Starting with the first line, output the data exactly, through to the last line.

(Stored items from a collection)
#####

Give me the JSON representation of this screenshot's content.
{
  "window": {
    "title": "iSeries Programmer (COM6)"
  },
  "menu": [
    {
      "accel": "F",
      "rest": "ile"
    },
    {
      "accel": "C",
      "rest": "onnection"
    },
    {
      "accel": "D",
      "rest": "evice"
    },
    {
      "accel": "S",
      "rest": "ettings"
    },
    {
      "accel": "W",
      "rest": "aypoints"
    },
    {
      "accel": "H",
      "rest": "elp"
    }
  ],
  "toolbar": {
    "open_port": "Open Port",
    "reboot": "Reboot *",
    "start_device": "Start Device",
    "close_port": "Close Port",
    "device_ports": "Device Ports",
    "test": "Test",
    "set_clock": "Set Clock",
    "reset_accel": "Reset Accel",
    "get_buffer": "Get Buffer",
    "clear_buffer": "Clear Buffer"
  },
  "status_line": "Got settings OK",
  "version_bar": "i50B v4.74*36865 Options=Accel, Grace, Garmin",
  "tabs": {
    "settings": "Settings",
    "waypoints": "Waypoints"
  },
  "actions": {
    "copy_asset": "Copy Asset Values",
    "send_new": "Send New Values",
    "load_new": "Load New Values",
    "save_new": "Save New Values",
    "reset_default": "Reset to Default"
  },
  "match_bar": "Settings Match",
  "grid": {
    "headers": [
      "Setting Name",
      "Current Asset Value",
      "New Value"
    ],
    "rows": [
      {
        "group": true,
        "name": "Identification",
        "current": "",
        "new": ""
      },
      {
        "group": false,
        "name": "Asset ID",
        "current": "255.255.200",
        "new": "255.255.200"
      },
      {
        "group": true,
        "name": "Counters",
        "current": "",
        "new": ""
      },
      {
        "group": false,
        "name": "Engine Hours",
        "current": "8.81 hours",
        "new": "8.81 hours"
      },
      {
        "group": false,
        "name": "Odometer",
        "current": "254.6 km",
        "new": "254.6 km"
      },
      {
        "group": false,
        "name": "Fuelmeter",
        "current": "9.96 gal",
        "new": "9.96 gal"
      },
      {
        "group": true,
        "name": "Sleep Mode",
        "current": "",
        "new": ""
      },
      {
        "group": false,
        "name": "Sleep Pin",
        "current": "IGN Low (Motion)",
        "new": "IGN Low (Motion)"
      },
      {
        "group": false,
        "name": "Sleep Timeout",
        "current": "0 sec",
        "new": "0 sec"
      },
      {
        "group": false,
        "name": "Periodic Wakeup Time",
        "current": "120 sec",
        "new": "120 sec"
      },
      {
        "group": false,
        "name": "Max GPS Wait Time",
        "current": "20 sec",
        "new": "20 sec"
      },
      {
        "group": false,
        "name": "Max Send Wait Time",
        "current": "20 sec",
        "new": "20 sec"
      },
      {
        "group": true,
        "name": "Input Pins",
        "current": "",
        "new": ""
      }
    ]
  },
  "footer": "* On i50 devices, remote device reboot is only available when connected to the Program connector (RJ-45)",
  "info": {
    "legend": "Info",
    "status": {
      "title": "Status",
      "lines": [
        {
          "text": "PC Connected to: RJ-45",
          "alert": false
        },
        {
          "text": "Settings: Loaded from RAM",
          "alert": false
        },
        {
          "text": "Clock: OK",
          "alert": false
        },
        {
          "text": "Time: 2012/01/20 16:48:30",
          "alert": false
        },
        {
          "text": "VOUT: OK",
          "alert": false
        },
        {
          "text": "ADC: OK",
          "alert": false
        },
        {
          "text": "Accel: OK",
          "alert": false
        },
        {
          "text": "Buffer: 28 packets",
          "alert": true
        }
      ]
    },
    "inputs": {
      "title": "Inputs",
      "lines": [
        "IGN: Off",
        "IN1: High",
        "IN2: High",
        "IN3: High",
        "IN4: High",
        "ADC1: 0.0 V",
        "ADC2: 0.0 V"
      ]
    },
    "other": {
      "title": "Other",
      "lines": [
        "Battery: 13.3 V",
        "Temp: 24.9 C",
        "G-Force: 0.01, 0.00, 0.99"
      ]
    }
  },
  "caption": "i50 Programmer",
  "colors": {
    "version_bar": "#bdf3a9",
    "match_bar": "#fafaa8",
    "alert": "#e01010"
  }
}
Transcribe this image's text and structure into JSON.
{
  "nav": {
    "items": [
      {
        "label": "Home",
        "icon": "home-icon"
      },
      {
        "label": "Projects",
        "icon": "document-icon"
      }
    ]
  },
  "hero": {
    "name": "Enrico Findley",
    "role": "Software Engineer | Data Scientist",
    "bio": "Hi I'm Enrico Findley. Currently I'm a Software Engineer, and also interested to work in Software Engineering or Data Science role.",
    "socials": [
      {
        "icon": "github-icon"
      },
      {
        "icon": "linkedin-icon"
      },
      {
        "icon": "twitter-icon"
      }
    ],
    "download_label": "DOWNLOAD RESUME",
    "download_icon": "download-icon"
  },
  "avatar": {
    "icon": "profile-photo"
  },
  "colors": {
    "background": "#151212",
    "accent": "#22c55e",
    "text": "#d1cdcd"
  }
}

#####

**Reply to the exercise**
Give me the JSON representation of this screenshot's content.
{
  "window": {
    "title": "iSeries Programmer (COM6)"
  },
  "menu": [
    {
      "accel": "F",
      "rest": "ile"
    },
    {
      "accel": "C",
      "rest": "onnection"
    },
    {
      "accel": "D",
      "rest": "evice"
    },
    {
      "accel": "S",
      "rest": "ettings"
    },
    {
      "accel": "W",
      "rest": "aypoints"
    },
    {
      "accel": "H",
      "rest": "elp"
    }
  ],
  "toolbar": {
    "open_port": "Open Port",
    "reboot": "Reboot *",
    "start_device": "Start Device",
    "close_port": "Close Port",
    "device_ports": "Device Ports",
    "test": "Test",
    "set_clock": "Set Clock",
    "reset_accel": "Reset Accel",
    "get_buffer": "Get Buffer",
    "clear_buffer": "Clear Buffer"
  },
  "status_line": "Got settings OK",
  "version_bar": "i50B v4.74*36865 Options=Accel, Grace, Garmin",
  "tabs": {
    "settings": "Settings",
    "waypoints": "Waypoints"
  },
  "actions": {
    "copy_asset": "Copy Asset Values",
    "send_new": "Send New Values",
    "load_new": "Load New Values",
    "save_new": "Save New Values",
    "reset_default": "Reset to Default"
  },
  "match_bar": "Settings Match",
  "grid": {
    "headers": [
      "Setting Name",
      "Current Asset Value",
      "New Value"
    ],
    "rows": [
      {
        "group": true,
        "name": "Identification",
        "current": "",
        "new": ""
      },
      {
        "group": false,
        "name": "Asset ID",
        "current": "255.255.200",
        "new": "255.255.200"
      },
      {
        "group": true,
        "name": "Counters",
        "current": "",
        "new": ""
      },
      {
        "group": false,
        "name": "Engine Hours",
        "current": "8.81 hours",
        "new": "8.81 hours"
      },
      {
        "group": false,
        "name": "Odometer",
        "current": "254.6 km",
        "new": "254.6 km"
      },
      {
        "group": false,
        "name": "Fuelmeter",
        "current": "9.96 gal",
        "new": "9.96 gal"
      },
      {
        "group": true,
        "name": "Sleep Mode",
        "current": "",
        "new": ""
      },
      {
        "group": false,
        "name": "Sleep Pin",
        "current": "IGN Low (Motion)",
        "new": "IGN Low (Motion)"
      },
      {
        "group": false,
        "name": "Sleep Timeout",
        "current": "0 sec",
        "new": "0 sec"
      },
      {
        "group": false,
        "name": "Periodic Wakeup Time",
        "current": "120 sec",
        "new": "120 sec"
      },
      {
        "group": false,
        "name": "Max GPS Wait Time",
        "current": "20 sec",
        "new": "20 sec"
      },
      {
        "group": false,
        "name": "Max Send Wait Time",
        "current": "20 sec",
        "new": "20 sec"
      },
      {
        "group": true,
        "name": "Input Pins",
        "current": "",
        "new": ""
      }
    ]
  },
  "footer": "* On i50 devices, remote device reboot is only available when connected to the Program connector (RJ-45)",
  "info": {
    "legend": "Info",
    "status": {
      "title": "Status",
      "lines": [
        {
          "text": "PC Connected to: RJ-45",
          "alert": false
        },
        {
          "text": "Settings: Loaded from RAM",
          "alert": false
        },
        {
          "text": "Clock: OK",
          "alert": false
        },
        {
          "text": "Time: 2012/01/20 16:48:30",
          "alert": false
        },
        {
          "text": "VOUT: OK",
          "alert": false
        },
        {
          "text": "ADC: OK",
          "alert": false
        },
        {
          "text": "Accel: OK",
          "alert": false
        },
        {
          "text": "Buffer: 28 packets",
          "alert": true
        }
      ]
    },
    "inputs": {
      "title": "Inputs",
      "lines": [
        "IGN: Off",
        "IN1: High",
        "IN2: High",
        "IN3: High",
        "IN4: High",
        "ADC1: 0.0 V",
        "ADC2: 0.0 V"
      ]
    },
    "other": {
      "title": "Other",
      "lines": [
        "Battery: 13.3 V",
        "Temp: 24.9 C",
        "G-Force: 0.01, 0.00, 0.99"
      ]
    }
  },
  "caption": "i50 Programmer",
  "colors": {
    "version_bar": "#bdf3a9",
    "match_bar": "#fafaa8",
    "alert": "#e01010"
  }
}
Transcribe this image's text and structure into JSON.
{
  "nav": {
    "items": [
      {
        "label": "Home",
        "icon": "home-icon"
      },
      {
        "label": "Projects",
        "icon": "document-icon"
      }
    ]
  },
  "hero": {
    "name": "Enrico Findley",
    "role": "Software Engineer | Data Scientist",
    "bio": "Hi I'm Enrico Findley. Currently I'm a Software Engineer, and also interested to work in Software Engineering or Data Science role.",
    "socials": [
      {
        "icon": "github-icon"
      },
      {
        "icon": "linkedin-icon"
      },
      {
        "icon": "twitter-icon"
      }
    ],
    "download_label": "DOWNLOAD RESUME",
    "download_icon": "download-icon"
  },
  "avatar": {
    "icon": "profile-photo"
  },
  "colors": {
    "background": "#151212",
    "accent": "#22c55e",
    "text": "#d1cdcd"
  }
}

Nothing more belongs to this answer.